Supplied information:
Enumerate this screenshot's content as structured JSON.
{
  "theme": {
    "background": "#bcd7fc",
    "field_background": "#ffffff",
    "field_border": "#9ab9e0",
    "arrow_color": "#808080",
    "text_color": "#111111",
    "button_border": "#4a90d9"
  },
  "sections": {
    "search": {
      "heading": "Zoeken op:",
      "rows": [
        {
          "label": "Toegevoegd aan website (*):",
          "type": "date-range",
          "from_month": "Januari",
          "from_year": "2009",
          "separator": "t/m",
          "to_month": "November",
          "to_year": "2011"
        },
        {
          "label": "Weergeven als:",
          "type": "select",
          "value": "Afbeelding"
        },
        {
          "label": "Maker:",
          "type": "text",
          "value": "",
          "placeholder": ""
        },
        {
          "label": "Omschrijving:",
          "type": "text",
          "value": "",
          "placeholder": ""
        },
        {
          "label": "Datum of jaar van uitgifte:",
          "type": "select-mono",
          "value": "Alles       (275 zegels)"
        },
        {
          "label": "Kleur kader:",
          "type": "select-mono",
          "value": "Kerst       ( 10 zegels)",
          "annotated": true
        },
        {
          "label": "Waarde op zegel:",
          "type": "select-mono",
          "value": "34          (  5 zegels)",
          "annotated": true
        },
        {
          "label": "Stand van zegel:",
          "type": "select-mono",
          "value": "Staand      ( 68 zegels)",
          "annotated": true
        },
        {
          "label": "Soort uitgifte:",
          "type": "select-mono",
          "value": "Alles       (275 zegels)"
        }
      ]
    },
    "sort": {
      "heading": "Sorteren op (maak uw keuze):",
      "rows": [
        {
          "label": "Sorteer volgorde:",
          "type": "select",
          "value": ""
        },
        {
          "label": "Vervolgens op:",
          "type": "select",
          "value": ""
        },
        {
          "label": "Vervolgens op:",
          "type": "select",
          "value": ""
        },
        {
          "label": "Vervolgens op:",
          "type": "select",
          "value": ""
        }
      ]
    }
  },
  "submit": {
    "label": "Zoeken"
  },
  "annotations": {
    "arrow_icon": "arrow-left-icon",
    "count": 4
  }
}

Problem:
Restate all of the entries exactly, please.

Response to this exercise:
Enumerate this screenshot's content as structured JSON.
{
  "theme": {
    "background": "#bcd7fc",
    "field_background": "#ffffff",
    "field_border": "#9ab9e0",
    "arrow_color": "#808080",
    "text_color": "#111111",
    "button_border": "#4a90d9"
  },
  "sections": {
    "search": {
      "heading": "Zoeken op:",
      "rows": [
        {
          "label": "Toegevoegd aan website (*):",
          "type": "date-range",
          "from_month": "Januari",
          "from_year": "2009",
          "separator": "t/m",
          "to_month": "November",
          "to_year": "2011"
        },
        {
          "label": "Weergeven als:",
          "type": "select",
          "value": "Afbeelding"
        },
        {
          "label": "Maker:",
          "type": "text",
          "value": "",
          "placeholder": ""
        },
        {
          "label": "Omschrijving:",
          "type": "text",
          "value": "",
          "placeholder": ""
        },
        {
          "label": "Datum of jaar van uitgifte:",
          "type": "select-mono",
          "value": "Alles       (275 zegels)"
        },
        {
          "label": "Kleur kader:",
          "type": "select-mono",
          "value": "Kerst       ( 10 zegels)",
          "annotated": true
        },
        {
          "label": "Waarde op zegel:",
          "type": "select-mono",
          "value": "34          (  5 zegels)",
          "annotated": true
        },
        {
          "label": "Stand van zegel:",
          "type": "select-mono",
          "value": "Staand      ( 68 zegels)",
          "annotated": true
        },
        {
          "label": "Soort uitgifte:",
          "type": "select-mono",
          "value": "Alles       (275 zegels)"
        }
      ]
    },
    "sort": {
      "heading": "Sorteren op (maak uw keuze):",
      "rows": [
        {
          "label": "Sorteer volgorde:",
          "type": "select",
          "value": ""
        },
        {
          "label": "Vervolgens op:",
          "type": "select",
          "value": ""
        },
        {
          "label": "Vervolgens op:",
          "type": "select",
          "value": ""
        },
        {
          "label": "Vervolgens op:",
          "type": "select",
          "value": ""
        }
      ]
    }
  },
  "submit": {
    "label": "Zoeken"
  },
  "annotations": {
    "arrow_icon": "arrow-left-icon",
    "count": 4
  }
}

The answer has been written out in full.